Jackson called the event a “great success” and hopes the ride will become an annual event.
Guardians Riding Club started in 2013 with the mission statement “Supporting our community, one ride at a time.” It’s purpose is to organize and participate in fundraising events that benefit community people, organizations and causes, Womble said.
“We’ve grown to 22 (members) strong,” he told the Daily News on Saturday in the group’s clubhouse, a converted barn at 23 Gordon Road. “We also have family and kids who come up here. Family is what we’re all about.”
Club members have participated in community events like handing out candy to children at the annual Halloween downtown LaGrange trick or treating and have been called to lead funerals. They also organized an annual drive for Toys for Tots in memory of one member’s late father, who was a big supporter of children’s initiatives, said club member Joseph Doss.
“Last year, we spent 11,000 dollars … out of our own pockets” to organize events and donate to various causes, Doss said.
The Guardians club also has teamed with other riding clubs in the community to collaboratively coordinate events to ensure they don’t schedule on top of each other and pledge to support each other’s rides with at least two members from each club coming out to participate at events, said Troy Evans, president of Guardians Riding Club.
“What we’re trying to do is change the image of bikers,” Evans said, noting that the more than 20 clubs in the area all support community causes. “The largest donations of money that come to help small towns come from bike clubs, and it’s time to help Troup County. … That’s basically what we do.”
“This is a great marriage,” said First Choice board member Pam Rogers, noting the convergence of the center and riding club for the event. “… Our hearts melt to see these burly men joyfully support our mission.”
Fellow board member Michele Bedingfield added that the two groups have something in common.
“In a lot of ways, motorcycle clubs get a bad reputation, like pregnancy centers, too,” she said, referring to the view that pregnancy centers focus on abortion. “So it’s a great connection” of two misunderstood organizations.
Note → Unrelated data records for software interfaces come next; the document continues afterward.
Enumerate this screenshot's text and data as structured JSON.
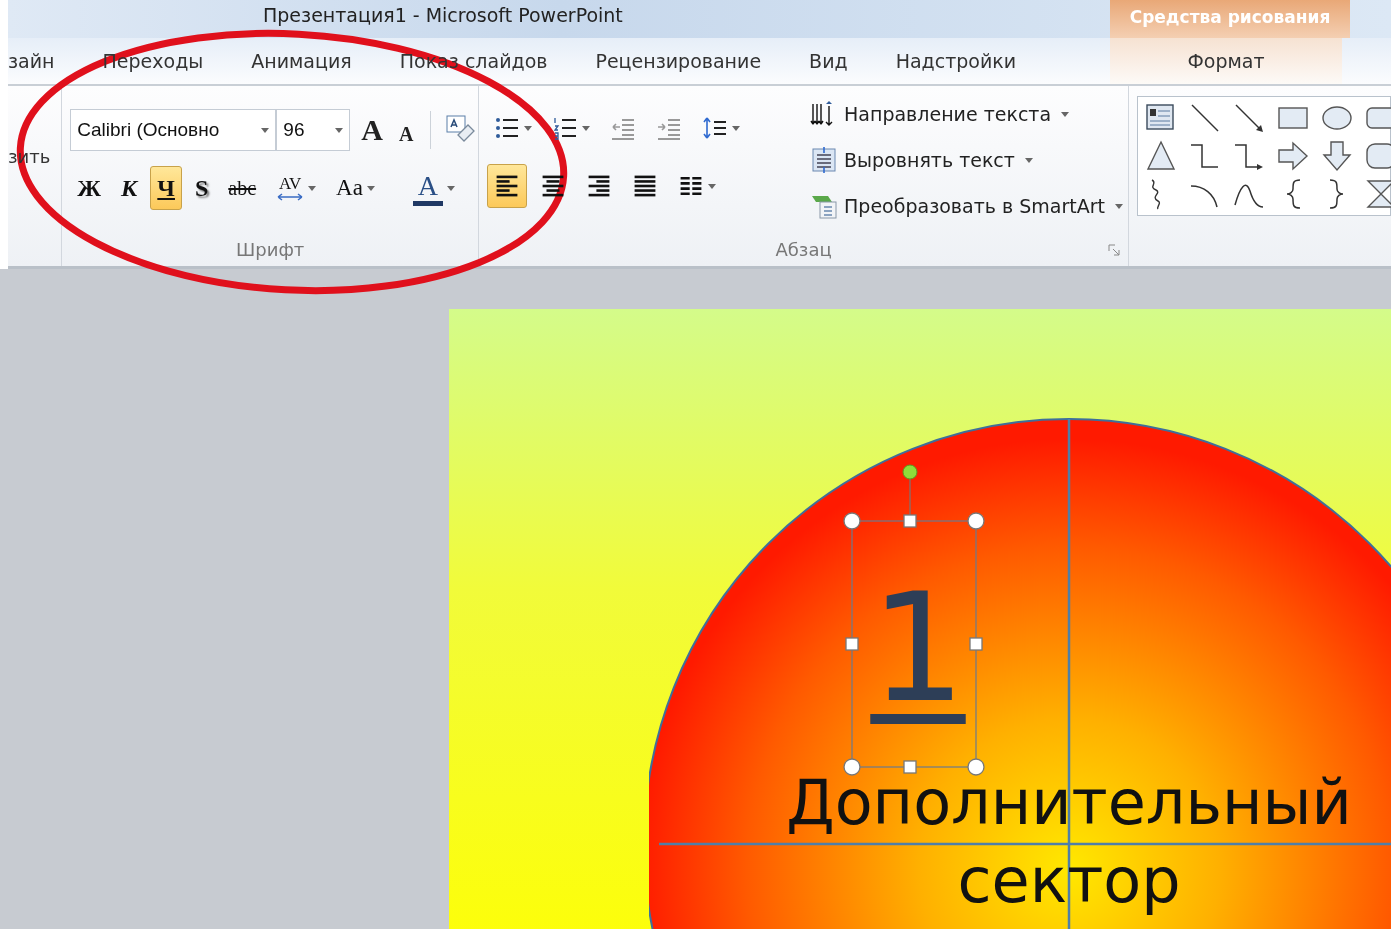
{
  "window": {
    "title": "Презентация1 - Microsoft PowerPoint"
  },
  "ribbon_tabs": [
    {
      "label": "зайн",
      "selected": false
    },
    {
      "label": "Переходы",
      "selected": false
    },
    {
      "label": "Анимация",
      "selected": false
    },
    {
      "label": "Показ слайдов",
      "selected": false
    },
    {
      "label": "Рецензирование",
      "selected": false
    },
    {
      "label": "Вид",
      "selected": false
    },
    {
      "label": "Надстройки",
      "selected": false
    }
  ],
  "contextual_tab": {
    "group": "Средства рисования",
    "label": "Формат",
    "selected": false
  },
  "clipboard_group": {
    "label_fragment": "зить"
  },
  "font_group": {
    "font_name": "Calibri (Основно",
    "font_size": "96",
    "size_buttons": [
      {
        "label": "A",
        "kind": "grow"
      },
      {
        "label": "A",
        "kind": "shrink"
      }
    ],
    "format_buttons": [
      {
        "label": "Ж",
        "kind": "bold",
        "pressed": false
      },
      {
        "label": "К",
        "kind": "italic",
        "pressed": false
      },
      {
        "label": "Ч",
        "kind": "underline",
        "pressed": true
      },
      {
        "label": "S",
        "kind": "shadow",
        "pressed": false
      },
      {
        "label": "abc",
        "kind": "strike",
        "pressed": false
      },
      {
        "label": "AV",
        "kind": "spacing",
        "pressed": false
      },
      {
        "label": "Aa",
        "kind": "case",
        "pressed": false
      },
      {
        "label": "A",
        "kind": "color",
        "pressed": false
      }
    ],
    "label": "Шрифт"
  },
  "paragraph_group": {
    "top_buttons": [
      {
        "kind": "bullets",
        "pressed": false
      },
      {
        "kind": "numbering",
        "pressed": false
      },
      {
        "kind": "outdent",
        "pressed": false
      },
      {
        "kind": "indent",
        "pressed": false
      },
      {
        "kind": "spacing",
        "pressed": false
      }
    ],
    "bottom_buttons": [
      {
        "kind": "left",
        "pressed": true
      },
      {
        "kind": "center",
        "pressed": false
      },
      {
        "kind": "right",
        "pressed": false
      },
      {
        "kind": "justify",
        "pressed": false
      },
      {
        "kind": "columns",
        "pressed": false
      }
    ],
    "commands": [
      {
        "label": "Направление текста",
        "kind": "direction"
      },
      {
        "label": "Выровнять текст",
        "kind": "align"
      },
      {
        "label": "Преобразовать в SmartArt",
        "kind": "smartart"
      }
    ],
    "label": "Абзац"
  },
  "slide": {
    "number_text": "1",
    "caption_lines": [
      "Дополнительный",
      "сектор"
    ]
  }
}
Women’s First Choice, 300 Harwell Ave., is a nonprofit pregnancy center that offers free, confidential pregnancy testing, ultrasounds and information for prospective parents. The center is funded entirely by donations from individuals, businesses and organizations along with events like Saturday’s ride. It receives no government funds, board members said.
Debbie Hughes, nurse manager at First Choice, said that staff presents all information to expectant women with the goal of best allowing them to make a decision without judgment. Although Rogers said board members don’t personally agree with abortion, they allow pregnant women they counsel to make the determination of how to proceed. The center also is implementing a post-abortion recovery ministry to counsel women who have opted for the procedure.
“We’ve found that women who’ve had abortions have problems later on in their lives,” Rogers said. “It’s an instant fix, but one that comes back to them later in life and affects them in different ways. … We’re about love, not condemnation.”
Board members said the center has seen potential mothers ranging in ages from 13 to 49 of all races, religious backgrounds and socio-economic status throughout the community. Unlike what some may believe, it’s not relegated to poor, unwed teen mothers, Jackson said.
She reiterated that to the group of bikers as they prepared to take off Saturday. She became emotional as she thanked them for choosing to support the women’s center.
“I think the word ‘awesome’ only belongs to God or God-like things,” Jackson told riders as they prepared to take off, her voice breaking as she teared up. “… What you’re doing for us is awesome.”
First Choice Women’s Center may be reached at 706-884-3833.